Computer enthusiasts are mostly familiar with video cards that are manufactured for leisure purposes such as gaming or watching movies. That is because many technology websites tend to focus on news for a wider audience. Therefore, it is rare to come across a piece of news that is specifically written for professionals such as designers, architects, and engineers.
The needs of professionals are different from that of the ordinary consumer. For one, professionals often need to run higher-end software applications such as graphics or video editing software, or software that computes highly complex mathematical formulas. Complex mathematical software is most commonly used in the oil and gas industry. A high-end graphics display may be needed to translate such computations into geometrical displays.
To cater to the special needs of these professionals, graphic card manufacturers have released high-end video cards such as the NVIDIA Quadro FX5800 and the Palit Revolution 700 Deluxe.
The NVIDIA Quadro boasts of a staggering 4GB memory. Most video cards (including several high-end cards) only offer up to 2GB memory. For example, the new Palit Revolution 700 only offers up to 2GB memory, even though it claims to be the fastest video card in the market. Both offers support for DirectX10 and OpenGL. Professionals will have to spend some time comparing the key elements of high-end graphic cards.
Graphics processing power.
This is the key element for consideration. Similar to the CPU of a computer system, the unit of measurement is MHz. For instance, the Palit Revolution 700 offers a pre-overclocked core speed of 750 MHz. The higher the value, the more powerful the video card.
The memory on a video card is dedicated for graphics and video processing only. Most high-end cards offer up to 2GB memory. NVIDIA Quadro 5800 support for 4GB memory blows even the most hard core enthusiasts away.
Memory bandwidth and other considerations.
High-end video cards offer memory bandwidth of up to 102GB per second. In addition, they also tend to support multi-devices and multi-systems. Make sure that the high-end video card is optimized for your device or application (eg a 4D modeling application) before making a purchase.
High-end video cards for the future.
As far as the video card manufacturers are concerned, they want to make sure that they cater to the needs of two target groups: the professionals and the home entertainment enthusiasts.
Future high-end video cards will come with specifications that suit the needs of these two groups of people. The cards may have the same base power, such as multi-GPU processing capabilities, but with different configurations. For instance, a professional may need 4GB of memory to run multiple resource intensive applications at the same time, but a home entertainment enthusiast may only need 2GB of memory to achieve optimal results.
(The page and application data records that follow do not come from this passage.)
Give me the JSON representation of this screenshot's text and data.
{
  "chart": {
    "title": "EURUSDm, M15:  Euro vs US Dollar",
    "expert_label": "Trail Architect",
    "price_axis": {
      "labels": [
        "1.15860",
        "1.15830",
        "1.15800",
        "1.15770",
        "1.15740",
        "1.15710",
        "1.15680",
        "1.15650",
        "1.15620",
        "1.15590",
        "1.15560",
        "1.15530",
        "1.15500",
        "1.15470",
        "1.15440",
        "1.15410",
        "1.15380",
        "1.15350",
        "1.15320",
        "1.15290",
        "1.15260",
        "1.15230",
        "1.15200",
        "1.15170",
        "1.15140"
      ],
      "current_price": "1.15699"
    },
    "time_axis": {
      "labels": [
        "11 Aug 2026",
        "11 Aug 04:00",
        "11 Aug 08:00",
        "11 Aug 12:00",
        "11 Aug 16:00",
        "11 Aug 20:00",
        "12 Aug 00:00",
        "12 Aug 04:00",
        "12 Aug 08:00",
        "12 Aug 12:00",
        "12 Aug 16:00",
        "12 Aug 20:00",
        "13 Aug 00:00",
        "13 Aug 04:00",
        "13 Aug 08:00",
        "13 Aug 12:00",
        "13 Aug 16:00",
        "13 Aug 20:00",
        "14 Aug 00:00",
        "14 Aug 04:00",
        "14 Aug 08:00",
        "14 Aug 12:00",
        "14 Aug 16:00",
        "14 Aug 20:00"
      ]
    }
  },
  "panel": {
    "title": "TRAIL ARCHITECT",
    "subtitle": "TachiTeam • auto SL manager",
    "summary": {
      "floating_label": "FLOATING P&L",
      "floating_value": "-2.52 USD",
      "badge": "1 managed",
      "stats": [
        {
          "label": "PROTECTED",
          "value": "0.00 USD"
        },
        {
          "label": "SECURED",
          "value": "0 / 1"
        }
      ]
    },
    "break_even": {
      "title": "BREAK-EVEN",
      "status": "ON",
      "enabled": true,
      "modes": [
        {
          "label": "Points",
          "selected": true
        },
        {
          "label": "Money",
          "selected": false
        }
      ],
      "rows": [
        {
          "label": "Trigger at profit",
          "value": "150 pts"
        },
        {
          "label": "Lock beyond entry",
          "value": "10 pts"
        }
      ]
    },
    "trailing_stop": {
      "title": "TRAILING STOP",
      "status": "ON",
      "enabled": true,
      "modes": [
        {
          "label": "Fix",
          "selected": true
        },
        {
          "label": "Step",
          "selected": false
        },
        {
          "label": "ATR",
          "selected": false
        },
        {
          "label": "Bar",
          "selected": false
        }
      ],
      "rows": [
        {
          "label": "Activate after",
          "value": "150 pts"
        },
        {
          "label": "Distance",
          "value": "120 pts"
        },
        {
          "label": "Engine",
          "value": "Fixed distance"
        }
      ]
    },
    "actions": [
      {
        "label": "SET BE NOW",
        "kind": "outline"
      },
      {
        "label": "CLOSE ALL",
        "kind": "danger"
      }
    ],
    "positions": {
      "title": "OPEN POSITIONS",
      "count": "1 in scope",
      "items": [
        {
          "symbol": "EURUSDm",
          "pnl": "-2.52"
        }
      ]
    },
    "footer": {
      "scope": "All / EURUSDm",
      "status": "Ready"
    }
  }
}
GPU computing and parallel GPU processing is probably the biggest new development for GPUs that is just starting to take foot.
It is obvious that there is much to look forward to. The world of video has never been brighter and more colorful.